Bitcoin Hits All-Time High
Bitcoin hit an all-time high Wednesday, according to Bloomberg data, thanks to continued adoption in China and other parts of the world where traditional currencies are tightly controlled. The digital currency, which just turned eight years old, reached $1,140.64, which was higher than the $1,137 it hit in November of 2013. In December, bitcoin also surpassed its previous all-time high in total market capitalization, which now exceeds $16.1 billion.
The latest increase was driven by capital or currency restrictions in countries ranging from China to India and Venezuela, where people purchased bitcoin to protect their savings, as well as increased adoption by investors.
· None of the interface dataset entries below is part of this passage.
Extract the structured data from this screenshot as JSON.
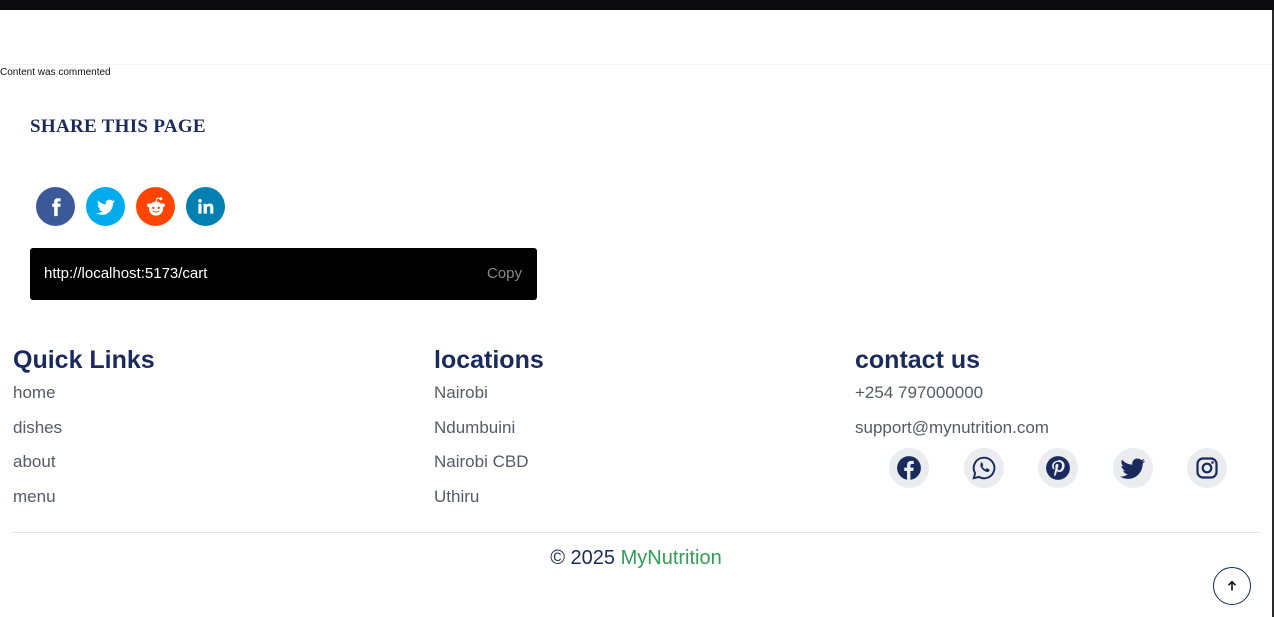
{
  "comment_note": "Content was commented",
  "share": {
    "title": "SHARE THIS PAGE",
    "icons": [
      {
        "name": "facebook-icon",
        "color": "#3b5998"
      },
      {
        "name": "twitter-icon",
        "color": "#00aced"
      },
      {
        "name": "reddit-icon",
        "color": "#ff4500"
      },
      {
        "name": "linkedin-icon",
        "color": "#007fb1"
      }
    ],
    "url": "http://localhost:5173/cart",
    "copy_label": "Copy"
  },
  "footer": {
    "quick_links": {
      "title": "Quick Links",
      "items": [
        "home",
        "dishes",
        "about",
        "menu"
      ]
    },
    "locations": {
      "title": "locations",
      "items": [
        "Nairobi",
        "Ndumbuini",
        "Nairobi CBD",
        "Uthiru"
      ]
    },
    "contact": {
      "title": "contact us",
      "phone": "+254 797000000",
      "email": "support@mynutrition.com",
      "social": [
        "facebook-icon",
        "whatsapp-icon",
        "pinterest-icon",
        "twitter-icon",
        "instagram-icon"
      ]
    },
    "copyright_prefix": "© 2025 ",
    "brand": "MyNutrition",
    "brand_color": "#2e9e58",
    "text_color": "#1b2a5c"
  },
  "scroll_top": {
    "icon": "arrow-up-icon"
  }
}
The digital currency beat every other currency, stock index and commodity contract as an investment last year.
Global restrictions on sovereign currencies are playing a major role in driving increased bitcoin demand. The Chinese government, for example, made it more difficult for people to move the nation’s currency and spend it overseas, leading to trapped liquidity. That’s made bitcoin, which isn’t controlled by any government or central bank, more attractive.
India and Venezuela banned their largest-circulating bank bills in a bid to make it harder to pay bribes and buy contraband in cash. Governments all over the world are boosting reporting rules for assets abroad and allocating more resources to figuring out how and where illegal cash moves around. It’s part of efforts to combat terrorism financing and corruption following graft scandals from Europe to Brazil. That’s boosting demand from people who want to receive and send cash without all the oversight.
And isolationist policies by some governments to restrict remittances are pushing consumers into bitcoin as well. U.S. President-elect Donald Trump said during his campaign that he’d limit or halt remittances to Mexico until the Latin American nation agrees to pay for a border wall between the two countries.
Finally, the explosion of bitcoin supply growth is slowing, with so-called miners getting fewer electronic coins in exchange for letting the network use their computing power. The payment to owners of the computers that verify bitcoin transactions and record them in a public ledger known as the blockchain fell by half in the middle of last year.